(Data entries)
Segment Open

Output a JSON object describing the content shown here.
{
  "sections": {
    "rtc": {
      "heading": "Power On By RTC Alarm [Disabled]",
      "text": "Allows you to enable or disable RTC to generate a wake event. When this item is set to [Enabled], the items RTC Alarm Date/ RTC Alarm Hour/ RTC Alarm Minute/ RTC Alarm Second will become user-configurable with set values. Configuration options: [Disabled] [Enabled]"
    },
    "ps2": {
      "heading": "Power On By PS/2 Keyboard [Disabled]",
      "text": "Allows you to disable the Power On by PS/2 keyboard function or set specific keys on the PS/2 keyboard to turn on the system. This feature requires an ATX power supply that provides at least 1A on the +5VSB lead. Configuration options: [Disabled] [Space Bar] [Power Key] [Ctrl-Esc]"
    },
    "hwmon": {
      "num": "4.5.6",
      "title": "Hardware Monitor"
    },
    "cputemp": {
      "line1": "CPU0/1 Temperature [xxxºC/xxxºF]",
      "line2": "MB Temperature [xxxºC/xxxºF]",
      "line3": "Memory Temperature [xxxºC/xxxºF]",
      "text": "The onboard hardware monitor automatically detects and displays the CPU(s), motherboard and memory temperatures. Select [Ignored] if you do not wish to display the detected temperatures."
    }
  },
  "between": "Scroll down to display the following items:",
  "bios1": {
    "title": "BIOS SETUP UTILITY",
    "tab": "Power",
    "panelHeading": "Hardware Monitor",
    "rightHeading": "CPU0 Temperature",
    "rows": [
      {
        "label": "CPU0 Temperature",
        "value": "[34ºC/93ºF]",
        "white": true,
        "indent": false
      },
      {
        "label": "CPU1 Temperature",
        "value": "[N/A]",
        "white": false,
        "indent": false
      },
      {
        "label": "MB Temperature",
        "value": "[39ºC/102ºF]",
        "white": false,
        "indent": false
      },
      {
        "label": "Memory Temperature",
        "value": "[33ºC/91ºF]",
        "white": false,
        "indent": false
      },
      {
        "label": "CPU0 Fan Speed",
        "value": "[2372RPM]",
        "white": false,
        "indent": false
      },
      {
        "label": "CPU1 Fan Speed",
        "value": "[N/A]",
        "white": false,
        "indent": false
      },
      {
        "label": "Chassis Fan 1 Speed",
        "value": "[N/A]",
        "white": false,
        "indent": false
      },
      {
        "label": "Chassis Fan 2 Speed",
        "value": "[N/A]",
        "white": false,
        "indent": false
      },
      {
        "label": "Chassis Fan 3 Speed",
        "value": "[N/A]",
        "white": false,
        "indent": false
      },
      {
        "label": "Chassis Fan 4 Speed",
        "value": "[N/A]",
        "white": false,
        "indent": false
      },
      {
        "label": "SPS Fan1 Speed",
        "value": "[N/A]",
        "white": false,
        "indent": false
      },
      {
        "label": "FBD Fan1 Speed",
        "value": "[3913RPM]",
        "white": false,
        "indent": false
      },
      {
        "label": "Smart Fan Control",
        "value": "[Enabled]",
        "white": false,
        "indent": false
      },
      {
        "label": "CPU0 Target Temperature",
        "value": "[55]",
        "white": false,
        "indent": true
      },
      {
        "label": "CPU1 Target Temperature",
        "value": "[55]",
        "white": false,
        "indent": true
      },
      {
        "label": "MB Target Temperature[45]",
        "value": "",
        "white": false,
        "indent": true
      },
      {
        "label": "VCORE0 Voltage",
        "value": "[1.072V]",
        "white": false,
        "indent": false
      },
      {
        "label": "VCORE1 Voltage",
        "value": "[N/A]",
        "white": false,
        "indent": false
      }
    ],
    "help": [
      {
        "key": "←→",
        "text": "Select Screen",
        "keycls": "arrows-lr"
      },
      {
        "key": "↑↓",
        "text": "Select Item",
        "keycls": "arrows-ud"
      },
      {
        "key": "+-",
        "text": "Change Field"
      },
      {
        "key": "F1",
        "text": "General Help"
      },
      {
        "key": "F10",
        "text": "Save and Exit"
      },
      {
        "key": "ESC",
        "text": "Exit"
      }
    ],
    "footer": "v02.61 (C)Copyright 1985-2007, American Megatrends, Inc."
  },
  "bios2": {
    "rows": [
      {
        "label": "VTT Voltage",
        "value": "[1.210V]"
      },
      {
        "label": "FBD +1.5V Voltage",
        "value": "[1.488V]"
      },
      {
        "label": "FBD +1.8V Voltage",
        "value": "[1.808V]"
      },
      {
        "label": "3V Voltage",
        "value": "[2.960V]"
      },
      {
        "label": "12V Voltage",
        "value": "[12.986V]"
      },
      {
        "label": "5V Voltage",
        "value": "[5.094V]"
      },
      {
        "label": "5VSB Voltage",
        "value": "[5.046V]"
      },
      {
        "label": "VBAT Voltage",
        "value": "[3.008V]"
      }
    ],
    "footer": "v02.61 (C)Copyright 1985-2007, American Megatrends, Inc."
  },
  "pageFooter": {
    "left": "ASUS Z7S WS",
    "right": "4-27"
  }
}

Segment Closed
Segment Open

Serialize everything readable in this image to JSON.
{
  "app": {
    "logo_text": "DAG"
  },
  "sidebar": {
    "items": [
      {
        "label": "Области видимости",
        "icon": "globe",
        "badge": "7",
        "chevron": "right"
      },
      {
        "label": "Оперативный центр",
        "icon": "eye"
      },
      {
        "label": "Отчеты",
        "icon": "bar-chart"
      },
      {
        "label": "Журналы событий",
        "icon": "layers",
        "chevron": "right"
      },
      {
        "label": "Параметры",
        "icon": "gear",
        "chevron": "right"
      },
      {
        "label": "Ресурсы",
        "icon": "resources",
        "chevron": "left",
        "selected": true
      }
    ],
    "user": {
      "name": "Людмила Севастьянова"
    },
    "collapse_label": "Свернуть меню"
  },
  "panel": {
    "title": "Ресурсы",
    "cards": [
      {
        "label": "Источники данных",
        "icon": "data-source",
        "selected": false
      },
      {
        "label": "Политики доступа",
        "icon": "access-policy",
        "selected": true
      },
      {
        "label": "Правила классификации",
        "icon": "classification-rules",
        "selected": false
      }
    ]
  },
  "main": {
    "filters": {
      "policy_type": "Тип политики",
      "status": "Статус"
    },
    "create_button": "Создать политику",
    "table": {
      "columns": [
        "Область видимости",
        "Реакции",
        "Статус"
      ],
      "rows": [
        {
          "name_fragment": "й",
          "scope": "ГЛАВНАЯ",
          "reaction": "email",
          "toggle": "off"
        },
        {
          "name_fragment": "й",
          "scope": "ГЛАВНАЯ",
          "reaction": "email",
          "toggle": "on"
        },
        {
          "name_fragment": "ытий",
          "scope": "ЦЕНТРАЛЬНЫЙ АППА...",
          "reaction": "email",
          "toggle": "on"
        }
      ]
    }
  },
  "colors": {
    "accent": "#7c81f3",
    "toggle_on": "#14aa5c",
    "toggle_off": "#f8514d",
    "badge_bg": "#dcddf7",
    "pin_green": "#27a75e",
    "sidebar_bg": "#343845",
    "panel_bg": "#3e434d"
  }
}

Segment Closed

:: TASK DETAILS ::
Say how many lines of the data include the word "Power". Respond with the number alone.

:: EXERCISE OUTPUT ::
4